You could try recovering using either the "EFI recovery disk" or "Target
Disk Mode" methods, both of which are detailed here:
(If you're planning to use Target Disk Mode, note the
potentially-counterintuitive arrangement they recommend: booting the
*healthy* machine in TDM, and then booting the afflicted Mac using that
as an external boot volume.)
Please let us know how it goes.
Sam Hooker | [log in to unmask]
Systems Architecture and Administration
Enterprise Technology Services
The University of Vermont
On 20120427 14:42 , Helen Read wrote:
> I have a PGP encrypted Macbook Pro (running Lion 10.7.1). I had
> previously decrypted the disk and uninstalled PGP before upgrading from
> Snow Leopard to Lion and then installing a newer Lion-compatible PGP
> (replacing a version that would not have worked with Lion) and
> re-encrypting the disk.
> I don't use this machine very much, and hadn't had it on in a while.
> Today I turned it on and let it install a bunch of updates for the OS
> and various software, e.g. Java. It downloaded the updates and chugged
> through installing them, the progress bar got to 100%, and then there
> were some messages about writing files etc. Then I got a white screen
> with a spinning wheel, and in place of an Apple logo, there was (is) a

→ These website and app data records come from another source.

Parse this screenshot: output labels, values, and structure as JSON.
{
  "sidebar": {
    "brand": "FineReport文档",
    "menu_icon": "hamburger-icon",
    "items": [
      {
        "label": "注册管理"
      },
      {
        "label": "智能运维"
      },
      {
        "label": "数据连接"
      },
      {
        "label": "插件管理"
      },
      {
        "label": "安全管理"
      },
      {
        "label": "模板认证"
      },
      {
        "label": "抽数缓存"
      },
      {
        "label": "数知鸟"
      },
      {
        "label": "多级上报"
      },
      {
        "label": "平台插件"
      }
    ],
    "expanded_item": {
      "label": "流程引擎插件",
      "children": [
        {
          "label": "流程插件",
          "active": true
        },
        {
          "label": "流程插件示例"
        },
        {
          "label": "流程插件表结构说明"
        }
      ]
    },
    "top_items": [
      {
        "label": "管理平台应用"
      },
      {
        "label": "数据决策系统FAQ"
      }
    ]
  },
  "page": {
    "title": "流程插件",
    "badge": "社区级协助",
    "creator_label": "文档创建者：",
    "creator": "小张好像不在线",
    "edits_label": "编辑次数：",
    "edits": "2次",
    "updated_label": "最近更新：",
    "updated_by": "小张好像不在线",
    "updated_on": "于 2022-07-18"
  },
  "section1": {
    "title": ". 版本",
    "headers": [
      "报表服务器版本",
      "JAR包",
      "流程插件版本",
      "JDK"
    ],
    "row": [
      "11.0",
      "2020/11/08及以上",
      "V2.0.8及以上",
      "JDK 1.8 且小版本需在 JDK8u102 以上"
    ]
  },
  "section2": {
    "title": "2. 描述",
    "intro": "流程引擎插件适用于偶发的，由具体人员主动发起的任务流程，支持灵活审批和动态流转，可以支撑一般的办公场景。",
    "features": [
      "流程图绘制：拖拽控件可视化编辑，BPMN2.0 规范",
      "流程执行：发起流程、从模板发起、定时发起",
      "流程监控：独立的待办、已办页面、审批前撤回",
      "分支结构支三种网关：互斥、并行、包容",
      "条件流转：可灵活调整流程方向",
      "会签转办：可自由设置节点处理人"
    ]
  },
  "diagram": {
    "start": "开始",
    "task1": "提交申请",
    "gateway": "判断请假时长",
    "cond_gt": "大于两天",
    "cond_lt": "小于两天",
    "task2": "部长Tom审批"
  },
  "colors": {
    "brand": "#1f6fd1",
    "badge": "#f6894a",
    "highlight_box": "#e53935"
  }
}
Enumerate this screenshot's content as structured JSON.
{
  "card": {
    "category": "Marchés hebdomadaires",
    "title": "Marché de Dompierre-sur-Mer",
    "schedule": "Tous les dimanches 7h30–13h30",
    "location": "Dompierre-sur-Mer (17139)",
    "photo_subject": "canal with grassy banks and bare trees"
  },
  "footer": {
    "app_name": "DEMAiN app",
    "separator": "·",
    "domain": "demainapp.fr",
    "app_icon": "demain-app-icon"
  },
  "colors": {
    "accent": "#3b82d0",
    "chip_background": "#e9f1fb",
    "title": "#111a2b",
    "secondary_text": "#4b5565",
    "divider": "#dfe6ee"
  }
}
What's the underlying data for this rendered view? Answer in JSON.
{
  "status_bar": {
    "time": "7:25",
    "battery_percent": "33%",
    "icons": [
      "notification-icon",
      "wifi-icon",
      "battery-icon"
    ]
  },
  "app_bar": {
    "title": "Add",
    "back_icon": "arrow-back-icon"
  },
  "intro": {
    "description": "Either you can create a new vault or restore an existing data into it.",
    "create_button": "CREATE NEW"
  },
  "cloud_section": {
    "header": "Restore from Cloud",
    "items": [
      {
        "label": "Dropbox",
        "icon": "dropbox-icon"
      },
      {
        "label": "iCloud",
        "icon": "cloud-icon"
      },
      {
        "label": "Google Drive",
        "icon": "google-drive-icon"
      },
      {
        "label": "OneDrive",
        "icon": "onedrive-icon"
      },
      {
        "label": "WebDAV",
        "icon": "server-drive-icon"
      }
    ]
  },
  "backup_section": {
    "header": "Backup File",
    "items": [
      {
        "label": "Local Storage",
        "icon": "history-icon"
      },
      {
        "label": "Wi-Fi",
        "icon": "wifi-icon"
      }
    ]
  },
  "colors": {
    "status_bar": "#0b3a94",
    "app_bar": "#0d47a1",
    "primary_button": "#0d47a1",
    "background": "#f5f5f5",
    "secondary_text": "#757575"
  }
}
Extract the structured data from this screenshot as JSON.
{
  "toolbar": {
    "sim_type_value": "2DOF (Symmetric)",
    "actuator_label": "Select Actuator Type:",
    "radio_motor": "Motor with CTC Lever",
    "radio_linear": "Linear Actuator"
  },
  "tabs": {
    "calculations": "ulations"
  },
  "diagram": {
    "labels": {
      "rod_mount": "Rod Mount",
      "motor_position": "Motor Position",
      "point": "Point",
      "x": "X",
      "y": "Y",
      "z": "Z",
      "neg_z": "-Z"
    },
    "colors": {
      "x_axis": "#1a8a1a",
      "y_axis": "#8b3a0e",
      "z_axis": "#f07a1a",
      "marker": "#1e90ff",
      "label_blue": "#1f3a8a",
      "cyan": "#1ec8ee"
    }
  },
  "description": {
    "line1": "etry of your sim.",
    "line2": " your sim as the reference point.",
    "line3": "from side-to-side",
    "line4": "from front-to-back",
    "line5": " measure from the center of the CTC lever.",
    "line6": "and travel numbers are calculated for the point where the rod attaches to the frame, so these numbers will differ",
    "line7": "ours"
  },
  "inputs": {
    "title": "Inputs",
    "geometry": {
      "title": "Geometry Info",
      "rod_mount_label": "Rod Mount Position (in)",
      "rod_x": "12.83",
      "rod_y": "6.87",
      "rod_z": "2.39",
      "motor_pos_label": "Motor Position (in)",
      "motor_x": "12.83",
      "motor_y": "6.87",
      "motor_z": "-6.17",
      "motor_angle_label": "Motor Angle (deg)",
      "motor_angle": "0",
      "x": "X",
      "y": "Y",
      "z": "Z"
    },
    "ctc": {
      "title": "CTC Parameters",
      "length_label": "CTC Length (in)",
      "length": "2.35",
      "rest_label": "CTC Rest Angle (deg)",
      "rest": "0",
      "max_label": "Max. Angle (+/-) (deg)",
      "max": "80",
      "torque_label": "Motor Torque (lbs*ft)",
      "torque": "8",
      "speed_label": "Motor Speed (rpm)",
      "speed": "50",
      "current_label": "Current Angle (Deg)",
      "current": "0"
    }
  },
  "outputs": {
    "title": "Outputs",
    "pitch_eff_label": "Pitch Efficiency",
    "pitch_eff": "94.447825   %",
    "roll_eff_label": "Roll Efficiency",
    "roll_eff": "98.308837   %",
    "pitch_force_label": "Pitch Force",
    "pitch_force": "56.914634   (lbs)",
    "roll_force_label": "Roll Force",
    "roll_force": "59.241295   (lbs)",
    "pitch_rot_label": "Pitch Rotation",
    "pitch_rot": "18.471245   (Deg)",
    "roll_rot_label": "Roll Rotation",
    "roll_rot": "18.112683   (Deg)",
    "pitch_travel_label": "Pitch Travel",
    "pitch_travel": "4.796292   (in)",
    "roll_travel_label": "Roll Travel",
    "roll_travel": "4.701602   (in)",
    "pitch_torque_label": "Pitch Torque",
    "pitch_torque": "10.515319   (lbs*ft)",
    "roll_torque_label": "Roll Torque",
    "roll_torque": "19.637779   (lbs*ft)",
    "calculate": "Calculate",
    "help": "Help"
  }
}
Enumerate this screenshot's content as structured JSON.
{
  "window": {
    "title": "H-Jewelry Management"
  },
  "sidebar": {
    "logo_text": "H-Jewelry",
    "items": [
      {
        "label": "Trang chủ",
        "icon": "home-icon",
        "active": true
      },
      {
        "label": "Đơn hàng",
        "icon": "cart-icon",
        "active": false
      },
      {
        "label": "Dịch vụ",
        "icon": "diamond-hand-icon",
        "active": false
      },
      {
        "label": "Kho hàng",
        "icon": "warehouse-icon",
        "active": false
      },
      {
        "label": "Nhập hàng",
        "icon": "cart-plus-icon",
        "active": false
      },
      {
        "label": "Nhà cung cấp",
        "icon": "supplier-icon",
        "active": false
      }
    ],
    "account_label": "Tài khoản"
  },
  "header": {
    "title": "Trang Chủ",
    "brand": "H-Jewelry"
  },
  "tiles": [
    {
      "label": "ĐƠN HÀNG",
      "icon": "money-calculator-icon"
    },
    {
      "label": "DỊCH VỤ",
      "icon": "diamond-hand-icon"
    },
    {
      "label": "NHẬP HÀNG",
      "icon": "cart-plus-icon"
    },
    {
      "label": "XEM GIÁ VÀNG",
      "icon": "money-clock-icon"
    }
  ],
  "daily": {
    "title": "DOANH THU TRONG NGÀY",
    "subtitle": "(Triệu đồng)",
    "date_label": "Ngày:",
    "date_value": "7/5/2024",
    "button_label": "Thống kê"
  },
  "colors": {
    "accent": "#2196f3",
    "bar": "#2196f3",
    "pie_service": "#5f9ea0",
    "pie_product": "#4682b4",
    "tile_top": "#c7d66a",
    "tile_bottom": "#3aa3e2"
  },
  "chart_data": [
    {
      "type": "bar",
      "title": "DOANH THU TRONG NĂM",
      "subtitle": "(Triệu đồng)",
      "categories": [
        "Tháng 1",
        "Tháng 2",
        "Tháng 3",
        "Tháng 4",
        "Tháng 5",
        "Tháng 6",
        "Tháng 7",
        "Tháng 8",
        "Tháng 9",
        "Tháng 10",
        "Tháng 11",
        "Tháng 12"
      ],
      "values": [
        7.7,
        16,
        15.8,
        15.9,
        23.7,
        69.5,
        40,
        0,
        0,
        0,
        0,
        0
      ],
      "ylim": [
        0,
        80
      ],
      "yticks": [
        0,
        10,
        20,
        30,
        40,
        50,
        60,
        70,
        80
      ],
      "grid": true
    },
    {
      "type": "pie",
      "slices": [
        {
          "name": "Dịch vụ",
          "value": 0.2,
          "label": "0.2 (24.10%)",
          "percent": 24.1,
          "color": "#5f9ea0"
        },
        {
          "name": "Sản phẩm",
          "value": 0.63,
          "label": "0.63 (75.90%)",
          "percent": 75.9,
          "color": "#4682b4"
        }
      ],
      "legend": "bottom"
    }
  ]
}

> circle with a line through it (see attached picture). I left for class
> and came back a couple of hours later to find it still in this
> condition. I powered it off and back on, and the Apple logo came up
> briefly, before reverting back to the international symbol for You Have
> Bricked Your Machine above the still spinning wheel.
> Questions --
> 1. Is it completely toasted? (This is more of a rhetorical question.)
> 2. Now what? Take it to the Depot, from whence it came?
> 3. What caused this? Did I accept an update that I wasn't supposed to
> and/or was I supposed to install a newer PGP first?
> 4. Fortunately this not my main computer, and does not have anything of
> importance on it (I have it mostly for learning about Macs, and I
> suppose bricking the thing is part of the learning process). But what is
> a typical user of a PGP encrypted Mac supposed to do about updates?
> Don't ever do them without checking with your IT support person first??